German Interior Minister Horst Seehofer appeals to the European Union to “take action” to help stop the influx of migrants from Belarus to the Polish-Belarusian border. The risk that the situation at the border will turn into a serious conflict, notes Finnish Foreign Minister Pekka Haavisto. The head of the Dutch Ministry of Foreign Affairs, Ben Knapen, describes Belarus’ behavior as “inhuman meanness”.
German Interior Minister Horst Seehofer, in an interview for the “Bild” daily, called on the European Union to “take action” to help stop the influx of migrants from Belarus to the Polish-Belarusian border. “Poland or Germany cannot face this situation on their own,” Seehofer said in an interview for the Tuesday edition of the daily.

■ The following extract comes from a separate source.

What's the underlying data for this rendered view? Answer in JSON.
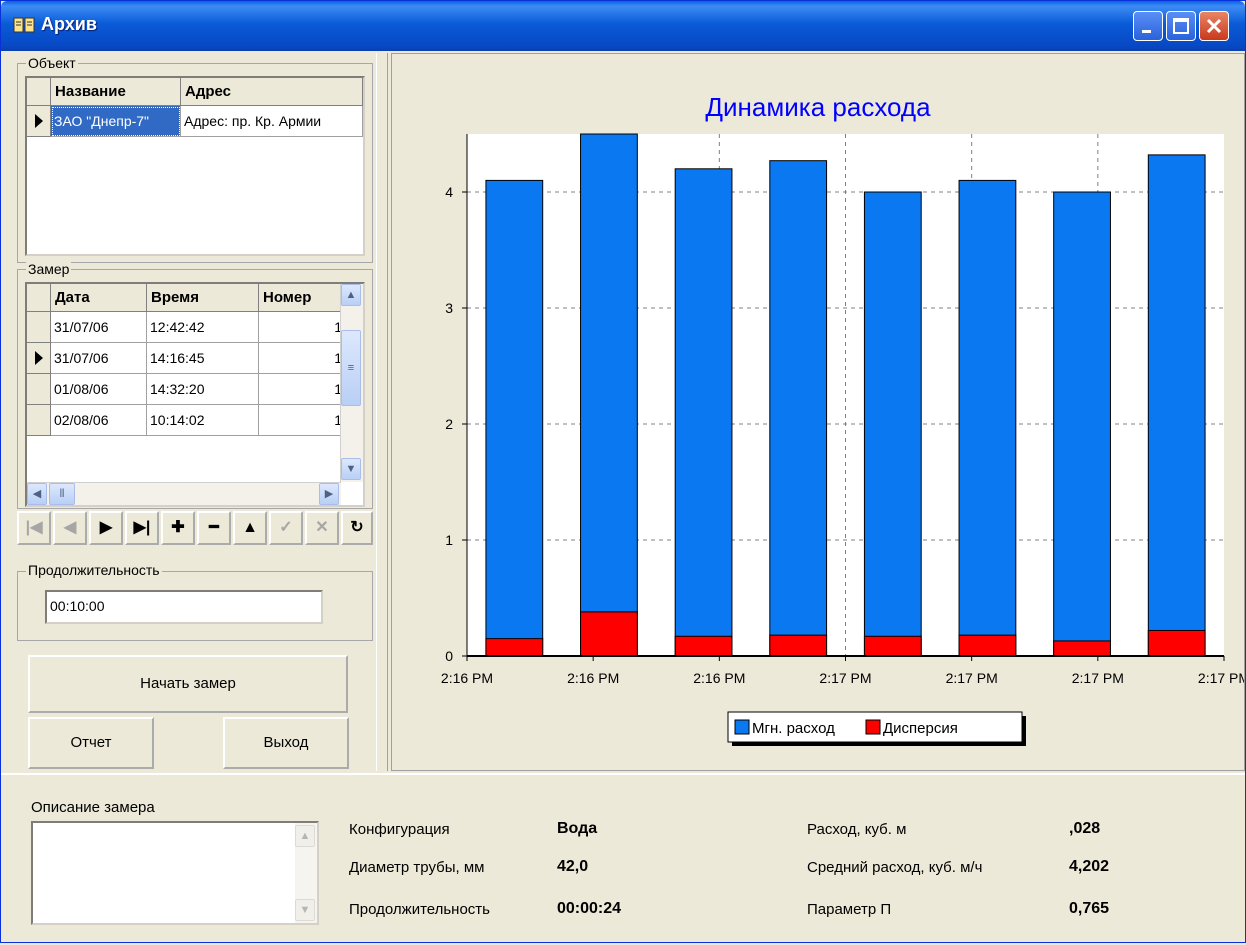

“We should help the Polish government to secure the external border. This should be the task of the European Commission. I am calling for action. The EU should create a common front,” he added.

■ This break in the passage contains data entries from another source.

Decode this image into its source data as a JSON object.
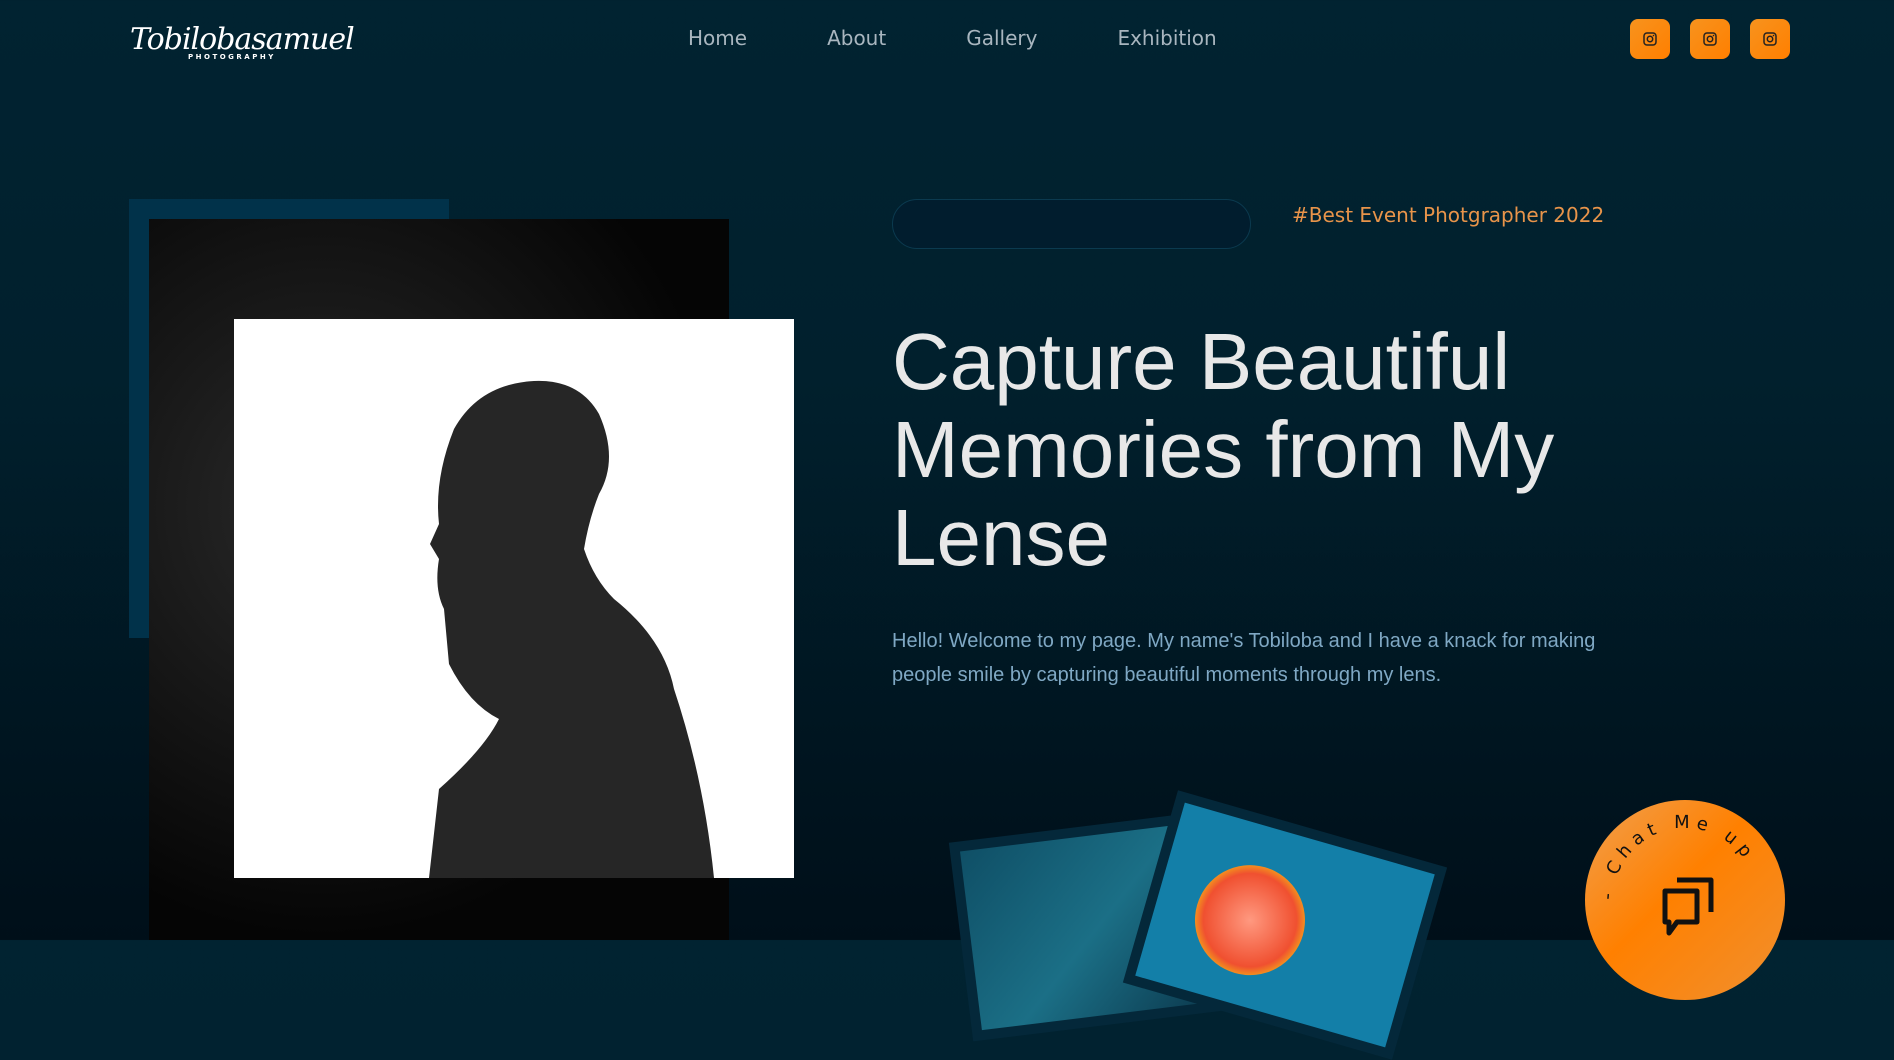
{
  "logo": {
    "name": "Tobilobasamuel",
    "tagline": "PHOTOGRAPHY"
  },
  "nav": [
    "Home",
    "About",
    "Gallery",
    "Exhibition"
  ],
  "social": [
    {
      "icon": "instagram-icon"
    },
    {
      "icon": "instagram-icon"
    },
    {
      "icon": "instagram-icon"
    }
  ],
  "hero": {
    "tag": "#Best Event Photgrapher 2022",
    "title": "Capture Beautiful Memories from My Lense",
    "intro": "Hello! Welcome to my page. My name's Tobiloba and I have a knack for making people smile by capturing beautiful moments through my lens."
  },
  "chat": {
    "label": "- Chat Me up"
  },
  "colors": {
    "accent": "#ff8000",
    "background": "#012331"
  }
}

In this context, Seehofer emphasized that he supported the decision of the Polish government to erect a permanent dam on the border with Belarus. “We cannot criticize the protection of the EU’s external borders,” said the German minister. “Of course, without resorting to the use of firearms, but using other available means” – he noted.
“Bild” also cites a statement by a high-ranking German Interior Ministry official, Stephan Mayer, who expressed the view that Germany could “very quickly send a police force to support Poland if she so wished.”
Finland’s head of diplomacy: Belarus is brazenly taking advantage of the situation
– The dispute over refugees on the Polish-Belarusian border threatens to turn into a serious conflict when soldiers have been deployed on both sides – says the head of the Finnish Ministry of Foreign Affairs, Pekka Haavisto. – Belarus brazenly takes advantage of the situation, and according to the information we have, about 50 planes a week arrive in the capital of Minsk from Arab countries and Turkey – Haavisto said on Monday evening on the Yle TV program.
According to the minister, the range of solutions available to Europe still includes sanctions, and in this new situation the EU cannot withdraw, especially since human rights are grossly violated in Belarus. – We need to set an upper limit for Belarus’s activities – he added.
At the same time, the Finnish politician admitted that, in his opinion, Minsk’s current refugee actions are not directed from Russia, but “are Lukashenka’s retaliation against earlier EU actions.”
When asked about Finland’s possible actions in the event of a similar influx of refugees, he replied that the suggestion to withdraw asylum applications completely in retaliation was “out of the question”. Haavisto argued that this would lead to “changes to the rules of the game” resulting from international agreements, and that there may always be people in the group of newcomers who need humanitarian aid, and that their lives and health may be at risk.
The head of the Ministry of Foreign Affairs of the Netherlands: treating people as weapons is dishonorable
– Treating people as weapons in the fight against the European Union is wicked – said the Dutch Minister of Foreign Affairs Ben Knapen in the lower house of parliament (Tweede Kamer). The head of the Ministry of Foreign Affairs informed Dutch parliamentarians that 55 planes from the Middle East a week are to arrive in Belarus this winter.
The minister fears that a humanitarian tragedy may occur in a cold winter situation. The Dutch media report on the situation on the Belarusian-Polish border in the forefront of news services. They remind that the Belarusian regime intentionally directs migrants to the border with Poland.
“Many refugees come to Belarus straight from Moscow,” writes the daily “De Telegraaf”, emphasizing that the Belarusian dictator has the full support of President Vladimir Putin in his attempt to destabilize Western countries. “Lukashenko is taking revenge for the sanctions imposed by the European Union for violating human rights,” comments the daily Algemeen Dagblad.
“The European Union is blackmailed by the dictator, you cannot give in to him,” says Bob Deen of the Netherlands Institute of International Relations Clingendael, quoted by the newspaper. Deen says the answer should be stricter sanctions because “the EU must help Poland.”
Main photo source: MON